Search the listing for the word "this" and say how many lines have it, nothing besides.

┌──

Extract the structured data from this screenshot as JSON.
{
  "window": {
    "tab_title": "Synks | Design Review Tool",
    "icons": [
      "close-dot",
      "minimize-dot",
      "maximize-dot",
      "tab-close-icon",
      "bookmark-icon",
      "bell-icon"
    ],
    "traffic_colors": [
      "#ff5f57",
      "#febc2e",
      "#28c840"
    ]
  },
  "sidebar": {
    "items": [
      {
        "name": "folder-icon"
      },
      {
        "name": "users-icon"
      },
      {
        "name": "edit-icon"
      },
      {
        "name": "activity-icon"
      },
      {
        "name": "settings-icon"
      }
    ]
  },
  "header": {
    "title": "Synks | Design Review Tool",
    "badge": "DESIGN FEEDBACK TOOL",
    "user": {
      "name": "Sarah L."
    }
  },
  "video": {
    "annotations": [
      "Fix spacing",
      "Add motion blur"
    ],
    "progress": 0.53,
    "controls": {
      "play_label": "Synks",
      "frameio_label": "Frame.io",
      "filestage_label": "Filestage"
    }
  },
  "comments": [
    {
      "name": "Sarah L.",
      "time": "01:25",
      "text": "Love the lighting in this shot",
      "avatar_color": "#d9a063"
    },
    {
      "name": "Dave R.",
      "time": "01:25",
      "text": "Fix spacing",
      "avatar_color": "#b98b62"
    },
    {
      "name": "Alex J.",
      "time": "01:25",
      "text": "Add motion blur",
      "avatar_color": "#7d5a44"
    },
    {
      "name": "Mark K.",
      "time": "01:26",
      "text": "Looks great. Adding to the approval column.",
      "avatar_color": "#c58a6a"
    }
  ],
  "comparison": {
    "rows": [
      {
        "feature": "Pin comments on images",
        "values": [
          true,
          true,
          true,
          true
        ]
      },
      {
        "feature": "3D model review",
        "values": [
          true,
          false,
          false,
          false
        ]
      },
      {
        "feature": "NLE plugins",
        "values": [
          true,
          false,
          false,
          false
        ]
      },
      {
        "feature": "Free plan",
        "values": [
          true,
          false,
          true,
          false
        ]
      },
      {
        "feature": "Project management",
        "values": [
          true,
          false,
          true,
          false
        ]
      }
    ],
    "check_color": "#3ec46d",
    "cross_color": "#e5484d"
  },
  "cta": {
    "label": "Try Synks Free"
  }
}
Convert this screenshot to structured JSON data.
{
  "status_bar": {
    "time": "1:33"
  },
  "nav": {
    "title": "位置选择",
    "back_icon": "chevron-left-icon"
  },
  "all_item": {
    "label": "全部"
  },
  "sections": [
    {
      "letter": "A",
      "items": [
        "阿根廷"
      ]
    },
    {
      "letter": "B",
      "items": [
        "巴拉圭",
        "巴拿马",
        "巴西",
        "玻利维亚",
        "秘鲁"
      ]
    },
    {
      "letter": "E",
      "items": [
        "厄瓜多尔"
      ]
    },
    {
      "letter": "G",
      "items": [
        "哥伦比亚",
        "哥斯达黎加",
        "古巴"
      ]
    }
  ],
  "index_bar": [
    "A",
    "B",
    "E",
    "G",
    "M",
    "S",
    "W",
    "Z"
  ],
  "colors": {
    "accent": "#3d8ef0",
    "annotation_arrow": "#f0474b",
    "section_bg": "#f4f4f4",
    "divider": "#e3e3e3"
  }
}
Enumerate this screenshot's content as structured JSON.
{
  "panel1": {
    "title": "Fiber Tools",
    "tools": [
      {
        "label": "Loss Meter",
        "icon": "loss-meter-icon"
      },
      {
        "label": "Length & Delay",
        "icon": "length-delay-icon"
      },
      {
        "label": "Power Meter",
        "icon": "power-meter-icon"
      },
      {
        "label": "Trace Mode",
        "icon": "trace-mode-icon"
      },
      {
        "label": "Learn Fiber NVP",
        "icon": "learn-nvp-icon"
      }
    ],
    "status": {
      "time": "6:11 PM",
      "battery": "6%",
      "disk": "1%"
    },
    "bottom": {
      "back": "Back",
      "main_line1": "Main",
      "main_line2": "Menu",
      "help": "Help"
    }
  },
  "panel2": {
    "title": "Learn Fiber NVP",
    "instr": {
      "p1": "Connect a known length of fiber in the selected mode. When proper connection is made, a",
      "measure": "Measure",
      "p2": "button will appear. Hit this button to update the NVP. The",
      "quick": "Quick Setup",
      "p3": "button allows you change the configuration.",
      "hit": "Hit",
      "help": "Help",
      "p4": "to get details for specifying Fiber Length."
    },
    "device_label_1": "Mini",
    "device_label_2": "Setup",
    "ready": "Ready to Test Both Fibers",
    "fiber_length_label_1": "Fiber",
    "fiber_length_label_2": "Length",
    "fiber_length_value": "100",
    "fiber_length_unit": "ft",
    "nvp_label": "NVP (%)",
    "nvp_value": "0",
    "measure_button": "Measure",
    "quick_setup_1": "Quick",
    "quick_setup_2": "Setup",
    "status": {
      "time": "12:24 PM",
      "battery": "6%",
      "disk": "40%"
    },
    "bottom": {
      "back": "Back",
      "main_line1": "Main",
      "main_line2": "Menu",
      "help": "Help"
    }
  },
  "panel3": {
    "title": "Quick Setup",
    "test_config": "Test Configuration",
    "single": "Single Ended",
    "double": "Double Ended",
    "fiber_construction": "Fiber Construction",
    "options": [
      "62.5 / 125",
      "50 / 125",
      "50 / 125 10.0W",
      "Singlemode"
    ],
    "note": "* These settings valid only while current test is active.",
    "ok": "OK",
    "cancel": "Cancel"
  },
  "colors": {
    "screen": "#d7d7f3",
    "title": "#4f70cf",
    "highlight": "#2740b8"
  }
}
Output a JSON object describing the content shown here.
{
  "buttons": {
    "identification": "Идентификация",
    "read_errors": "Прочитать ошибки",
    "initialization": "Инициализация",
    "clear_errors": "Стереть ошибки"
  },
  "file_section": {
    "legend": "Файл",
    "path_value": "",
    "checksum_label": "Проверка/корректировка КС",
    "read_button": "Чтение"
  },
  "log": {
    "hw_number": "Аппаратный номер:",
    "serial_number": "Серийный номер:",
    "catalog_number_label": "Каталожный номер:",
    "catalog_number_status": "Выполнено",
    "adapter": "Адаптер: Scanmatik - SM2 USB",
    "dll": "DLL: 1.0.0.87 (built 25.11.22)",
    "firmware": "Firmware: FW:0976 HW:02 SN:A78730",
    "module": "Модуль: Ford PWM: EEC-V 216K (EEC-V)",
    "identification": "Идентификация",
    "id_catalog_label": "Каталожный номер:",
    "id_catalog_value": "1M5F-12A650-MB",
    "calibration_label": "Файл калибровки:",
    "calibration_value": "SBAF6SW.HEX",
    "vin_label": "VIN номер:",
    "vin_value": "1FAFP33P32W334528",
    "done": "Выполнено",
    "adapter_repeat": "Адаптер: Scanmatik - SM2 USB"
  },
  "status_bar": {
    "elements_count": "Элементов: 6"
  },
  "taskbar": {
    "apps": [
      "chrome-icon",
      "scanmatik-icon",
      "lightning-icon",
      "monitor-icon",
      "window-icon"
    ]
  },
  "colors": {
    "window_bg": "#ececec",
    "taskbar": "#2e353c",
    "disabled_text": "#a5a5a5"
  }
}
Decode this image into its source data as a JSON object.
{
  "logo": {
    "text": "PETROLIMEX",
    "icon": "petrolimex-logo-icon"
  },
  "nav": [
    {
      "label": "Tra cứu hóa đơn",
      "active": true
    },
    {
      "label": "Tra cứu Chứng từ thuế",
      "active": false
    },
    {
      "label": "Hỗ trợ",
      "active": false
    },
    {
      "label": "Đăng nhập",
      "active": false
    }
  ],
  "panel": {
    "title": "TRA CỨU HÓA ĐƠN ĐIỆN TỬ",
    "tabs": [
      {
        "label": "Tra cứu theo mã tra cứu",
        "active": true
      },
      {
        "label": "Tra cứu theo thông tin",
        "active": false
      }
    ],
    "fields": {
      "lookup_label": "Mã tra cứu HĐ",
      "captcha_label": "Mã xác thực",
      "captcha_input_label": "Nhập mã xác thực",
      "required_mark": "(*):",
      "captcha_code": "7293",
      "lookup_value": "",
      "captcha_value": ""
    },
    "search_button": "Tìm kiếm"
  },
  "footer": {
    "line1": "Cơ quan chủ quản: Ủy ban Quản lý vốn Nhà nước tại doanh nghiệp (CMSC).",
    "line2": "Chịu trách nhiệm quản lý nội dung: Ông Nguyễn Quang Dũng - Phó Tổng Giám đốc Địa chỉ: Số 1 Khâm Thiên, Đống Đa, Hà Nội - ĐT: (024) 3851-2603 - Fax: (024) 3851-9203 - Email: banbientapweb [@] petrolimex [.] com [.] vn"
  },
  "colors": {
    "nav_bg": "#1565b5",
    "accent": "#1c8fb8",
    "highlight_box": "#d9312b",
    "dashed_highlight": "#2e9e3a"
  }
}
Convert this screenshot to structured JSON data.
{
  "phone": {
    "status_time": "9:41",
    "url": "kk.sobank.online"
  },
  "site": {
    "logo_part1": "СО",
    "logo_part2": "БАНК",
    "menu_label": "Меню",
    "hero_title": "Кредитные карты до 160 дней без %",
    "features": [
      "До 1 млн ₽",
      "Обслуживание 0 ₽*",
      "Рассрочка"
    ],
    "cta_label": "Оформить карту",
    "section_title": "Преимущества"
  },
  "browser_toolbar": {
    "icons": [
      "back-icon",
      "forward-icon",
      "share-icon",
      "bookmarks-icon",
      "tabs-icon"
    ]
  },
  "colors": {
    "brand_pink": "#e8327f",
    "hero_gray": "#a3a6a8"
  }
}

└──

*OUTPUT BELOW*: 7